From there, Sirico was able to secure roles as a gangster in some extremely notable films such as Goodfellas, Mob Queen, Mighty Aphrodite, Love and Money, Fingers, Defiance, Innocent Blood, Gotti, The Pick-up Artist, and Cop Land. Interestingly enough, he also portrayed a police officer in the films Dead Presidents and Deconstructing Harry.
When Sirico auditioned for The Sopranos, he was originally auditioning for the part of Uncle Junior. However, when that role was given to Dominic Chianese, director David Chase offered Sirico the role of Paulie Gualtieri. Sirico agreed to the role on the condition that the character would never become a rat.

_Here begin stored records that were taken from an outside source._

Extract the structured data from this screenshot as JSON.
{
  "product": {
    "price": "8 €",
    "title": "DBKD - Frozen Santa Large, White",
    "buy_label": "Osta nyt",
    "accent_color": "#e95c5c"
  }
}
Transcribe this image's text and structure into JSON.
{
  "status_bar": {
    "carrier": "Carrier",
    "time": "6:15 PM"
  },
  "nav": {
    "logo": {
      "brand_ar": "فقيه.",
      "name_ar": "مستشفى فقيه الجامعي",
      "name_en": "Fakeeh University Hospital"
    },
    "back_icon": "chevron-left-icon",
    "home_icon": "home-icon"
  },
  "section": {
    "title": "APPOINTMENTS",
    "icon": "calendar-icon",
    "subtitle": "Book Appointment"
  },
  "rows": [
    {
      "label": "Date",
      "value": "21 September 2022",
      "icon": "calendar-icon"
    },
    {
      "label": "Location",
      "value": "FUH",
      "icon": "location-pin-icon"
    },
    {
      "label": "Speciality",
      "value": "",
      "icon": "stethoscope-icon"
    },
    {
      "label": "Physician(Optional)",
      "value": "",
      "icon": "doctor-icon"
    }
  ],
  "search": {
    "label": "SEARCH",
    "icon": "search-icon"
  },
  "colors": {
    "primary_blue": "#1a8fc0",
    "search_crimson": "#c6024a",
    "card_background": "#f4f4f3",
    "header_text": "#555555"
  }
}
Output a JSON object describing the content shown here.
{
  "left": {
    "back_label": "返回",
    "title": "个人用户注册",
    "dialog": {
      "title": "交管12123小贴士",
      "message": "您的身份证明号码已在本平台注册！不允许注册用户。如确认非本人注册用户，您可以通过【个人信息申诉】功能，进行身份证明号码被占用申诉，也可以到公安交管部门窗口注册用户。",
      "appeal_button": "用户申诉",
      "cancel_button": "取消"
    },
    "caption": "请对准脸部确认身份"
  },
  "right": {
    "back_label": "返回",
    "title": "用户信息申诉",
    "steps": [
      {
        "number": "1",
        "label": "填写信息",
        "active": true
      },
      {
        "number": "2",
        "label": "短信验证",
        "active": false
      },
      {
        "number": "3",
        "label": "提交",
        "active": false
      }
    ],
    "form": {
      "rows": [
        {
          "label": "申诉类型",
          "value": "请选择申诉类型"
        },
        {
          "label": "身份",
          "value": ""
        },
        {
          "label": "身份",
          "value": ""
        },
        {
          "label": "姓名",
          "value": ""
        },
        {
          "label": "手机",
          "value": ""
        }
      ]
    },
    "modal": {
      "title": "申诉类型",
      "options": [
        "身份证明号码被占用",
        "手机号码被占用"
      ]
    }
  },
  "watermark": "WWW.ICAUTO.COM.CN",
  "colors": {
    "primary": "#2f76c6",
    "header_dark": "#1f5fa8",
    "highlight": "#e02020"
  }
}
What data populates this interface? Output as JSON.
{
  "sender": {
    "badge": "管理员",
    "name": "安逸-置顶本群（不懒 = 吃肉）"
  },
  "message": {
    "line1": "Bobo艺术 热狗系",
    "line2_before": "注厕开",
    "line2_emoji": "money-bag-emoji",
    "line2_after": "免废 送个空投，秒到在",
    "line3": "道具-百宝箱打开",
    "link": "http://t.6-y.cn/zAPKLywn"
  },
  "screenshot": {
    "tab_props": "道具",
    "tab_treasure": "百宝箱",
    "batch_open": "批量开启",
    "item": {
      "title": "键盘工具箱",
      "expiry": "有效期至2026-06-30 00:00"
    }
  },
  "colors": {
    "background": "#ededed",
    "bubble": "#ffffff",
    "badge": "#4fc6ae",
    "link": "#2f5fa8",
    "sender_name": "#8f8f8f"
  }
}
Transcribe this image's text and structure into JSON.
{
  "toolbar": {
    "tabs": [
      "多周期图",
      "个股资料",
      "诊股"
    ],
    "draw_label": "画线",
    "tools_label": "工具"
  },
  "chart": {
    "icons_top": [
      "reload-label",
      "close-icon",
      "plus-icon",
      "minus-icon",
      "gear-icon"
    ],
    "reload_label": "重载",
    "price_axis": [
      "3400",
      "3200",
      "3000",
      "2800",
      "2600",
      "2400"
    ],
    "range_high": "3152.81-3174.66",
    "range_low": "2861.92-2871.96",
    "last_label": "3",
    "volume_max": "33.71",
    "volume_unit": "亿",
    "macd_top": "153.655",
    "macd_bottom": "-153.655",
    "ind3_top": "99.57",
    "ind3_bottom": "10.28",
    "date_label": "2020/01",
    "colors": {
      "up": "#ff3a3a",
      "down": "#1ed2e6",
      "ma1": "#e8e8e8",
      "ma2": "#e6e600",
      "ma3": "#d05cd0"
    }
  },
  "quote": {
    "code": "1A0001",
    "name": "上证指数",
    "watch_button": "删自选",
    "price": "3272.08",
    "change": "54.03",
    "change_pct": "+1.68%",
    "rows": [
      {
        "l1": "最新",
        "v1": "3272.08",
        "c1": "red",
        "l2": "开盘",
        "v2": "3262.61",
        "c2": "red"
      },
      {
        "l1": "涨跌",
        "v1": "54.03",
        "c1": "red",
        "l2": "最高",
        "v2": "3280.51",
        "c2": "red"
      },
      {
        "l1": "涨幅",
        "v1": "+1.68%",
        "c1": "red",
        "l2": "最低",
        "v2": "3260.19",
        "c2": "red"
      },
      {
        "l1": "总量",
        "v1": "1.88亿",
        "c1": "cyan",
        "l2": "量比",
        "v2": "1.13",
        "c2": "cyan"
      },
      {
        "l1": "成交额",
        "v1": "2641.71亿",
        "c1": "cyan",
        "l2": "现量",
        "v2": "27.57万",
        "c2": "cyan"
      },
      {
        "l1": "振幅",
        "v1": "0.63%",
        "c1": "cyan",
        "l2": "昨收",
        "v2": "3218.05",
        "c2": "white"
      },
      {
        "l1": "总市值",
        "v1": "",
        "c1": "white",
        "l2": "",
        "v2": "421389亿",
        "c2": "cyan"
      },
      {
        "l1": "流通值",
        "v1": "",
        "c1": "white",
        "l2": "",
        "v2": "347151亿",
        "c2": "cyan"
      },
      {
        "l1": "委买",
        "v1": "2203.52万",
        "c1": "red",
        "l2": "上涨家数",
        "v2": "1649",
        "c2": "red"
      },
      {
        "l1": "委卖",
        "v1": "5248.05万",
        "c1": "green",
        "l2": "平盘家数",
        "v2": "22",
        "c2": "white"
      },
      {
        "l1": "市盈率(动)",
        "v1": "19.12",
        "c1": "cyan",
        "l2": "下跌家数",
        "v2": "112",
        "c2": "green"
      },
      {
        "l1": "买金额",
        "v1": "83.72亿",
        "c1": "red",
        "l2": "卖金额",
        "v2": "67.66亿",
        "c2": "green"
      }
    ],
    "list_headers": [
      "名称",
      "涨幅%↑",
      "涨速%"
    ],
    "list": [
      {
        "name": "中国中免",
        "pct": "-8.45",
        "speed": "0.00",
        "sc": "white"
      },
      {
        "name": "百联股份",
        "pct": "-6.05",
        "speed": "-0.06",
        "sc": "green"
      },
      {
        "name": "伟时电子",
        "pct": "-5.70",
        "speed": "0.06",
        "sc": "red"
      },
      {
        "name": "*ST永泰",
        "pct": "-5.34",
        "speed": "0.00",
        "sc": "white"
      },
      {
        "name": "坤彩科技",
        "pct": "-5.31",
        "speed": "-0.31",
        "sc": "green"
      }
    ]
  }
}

It doesn’t get much more gangster than that.
After playing the iconic role of Paulie Walnuts in The Sopranos, Sirico has had roles in other television series such as NBC’s Medium and the Norweigan-American series Lilyhammer, which starred Steven Van Zandt who played Silvio Dante in The Sopranos. Sirico also voice acted as a dog named Vinny in Family Guy, and actually made another cameo appearance in the show as himself in which he threatens Stewie for calling Italians “a ridiculous people.”
Back in 2008, Sirico released a line of cologne called Paolo Per Uomo. According to Sirico himself, it has hints of cognac, musk, and magic. However, when the New York Post interviewed a group of women asked what they thought of the cologne, one of them said, “Paolo Per Uomo smells like every lasagna-loving, spaghetti-slurping mob-boss wannabe or cheap imitation consigliere.” Maybe it’s a harsh review or maybe that’s exactly what Sirico was going for.
Overall, it’s pretty incredible how someone who was so immersed in a life of crime was able to turn his life around and become a successful actor. While I don’t want to glorify the criminal lifestyle, it’s pretty cool that Sirico was essentially playing his former self when he was portraying Paulie Walnuts in The Sopranos. There’s method acting, and then there’s Tony Sirico.